As seductive as certain perspectives of international law may appear to those who disagree with the outcome of the interpretative exercise conducted by this Court in the contempt judgment, sight must not be lost of the proper place of international law, especially in respect of an application for rescission. The approach that my Brother adopts may be apposite in the context of an appeal, where a court is enjoined to consider whether the court a quo erred in its interpretation of the law. Although it should be clear by now, I shall repeat it once more: this is not an appeal, for this Court’s orders are not appealable. I am deeply concerned that seeking to rely on articles of the ICCPR as a basis for rescission constitutes nothing more than sophistry.
In 1996 in the case of S v Moses, for example, the
It was therefore good news to read that a similar defence failed recently in the case of Lebogang Mohlakoana, who was yesterday convicted of murder for killing his friend, William Thomas, and cutting off his genitals. News24 reports:
Police discovered Thomas’ naked in a pool of blood in his lounge and his private parts tucked under a dressing table in his bedroom. Thomas’s neighbours had called the police and stopped Mohlakoana from escaping.
Mohlakoana denied guilt on the murder charge, claiming he had acted in self-defence after Thomas made unwelcome sexual advances and tried to attack him with a knife. He testified that he was so “shocked and horrified” about his friend’s death that he could not even look at photos of the bloody murder scene.

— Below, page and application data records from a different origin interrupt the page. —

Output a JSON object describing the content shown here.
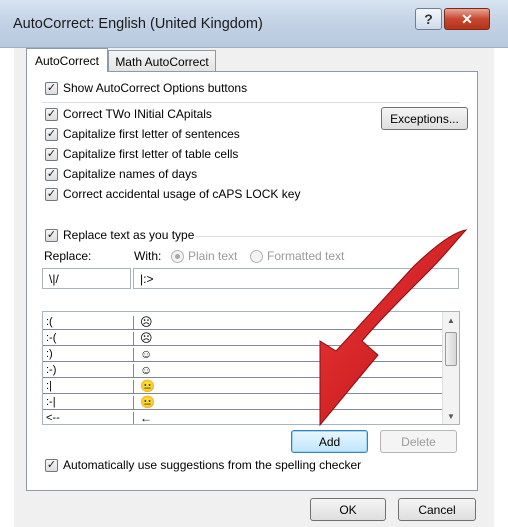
{
  "window": {
    "title": "AutoCorrect: English (United Kingdom)",
    "help_glyph": "?",
    "close_glyph": "✕"
  },
  "tabs": [
    {
      "label": "AutoCorrect",
      "active": true
    },
    {
      "label": "Math AutoCorrect",
      "active": false
    }
  ],
  "options": {
    "show_buttons": {
      "label": "Show AutoCorrect Options buttons",
      "checked": true
    },
    "items": [
      {
        "label": "Correct TWo INitial CApitals",
        "checked": true
      },
      {
        "label": "Capitalize first letter of sentences",
        "checked": true
      },
      {
        "label": "Capitalize first letter of table cells",
        "checked": true
      },
      {
        "label": "Capitalize names of days",
        "checked": true
      },
      {
        "label": "Correct accidental usage of cAPS LOCK key",
        "checked": true
      }
    ],
    "exceptions_label": "Exceptions..."
  },
  "replace": {
    "section_label": "Replace text as you type",
    "checked": true,
    "replace_label": "Replace:",
    "with_label": "With:",
    "plain_text_label": "Plain text",
    "formatted_text_label": "Formatted text",
    "replace_value": "\\|/",
    "with_value": "|:>",
    "rows": [
      {
        "replace": ":(",
        "with": "☹"
      },
      {
        "replace": ":-(",
        "with": "☹"
      },
      {
        "replace": ":)",
        "with": "☺"
      },
      {
        "replace": ":-)",
        "with": "☺"
      },
      {
        "replace": ":|",
        "with": "😐"
      },
      {
        "replace": ":-|",
        "with": "😐"
      },
      {
        "replace": "<--",
        "with": "←"
      }
    ],
    "add_label": "Add",
    "delete_label": "Delete"
  },
  "spelling": {
    "label": "Automatically use suggestions from the spelling checker",
    "checked": true
  },
  "footer": {
    "ok_label": "OK",
    "cancel_label": "Cancel"
  },
  "colors": {
    "arrow": "#e0141c",
    "accent": "#3c7fb1"
  }
}
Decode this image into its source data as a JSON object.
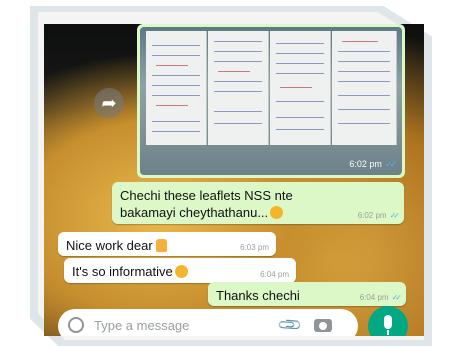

I suspect in 1996 it was still possible for a judge to believe that a person could be so traumatized by a sexual advance from a member of the same sex, that he would go totally bossies. Similarly, twenty years earlier a judge may well have accepted evidence by a white man claiming that he killed a black women in a fit of madness after she had made sexual advances towards him,
But given the fact that our Constitution now guarantees equality for all and prohibits discrimination on the basis of sexual orientation, even the most traditional judge would find it difficult to believe a story like that put to the court in the Mohlakoana case.
I suspect this is an example of the way in which constitutional values influence society for the better. When the Constitution contains a prohibition against sexual orientation discrimination, it does more than help gay men and lesbians to claim their rights – it actually helps to educate the judges and members of the public and contribute to a sea change in the broader culture.
Of course, the fact that Mr. Moklakoane and his lawyers thought that this was a credible defence to advance, means that there is still a long way to go before respect for people of different sexual orientation than the statistical norm are taken for granted.BACK TO TOP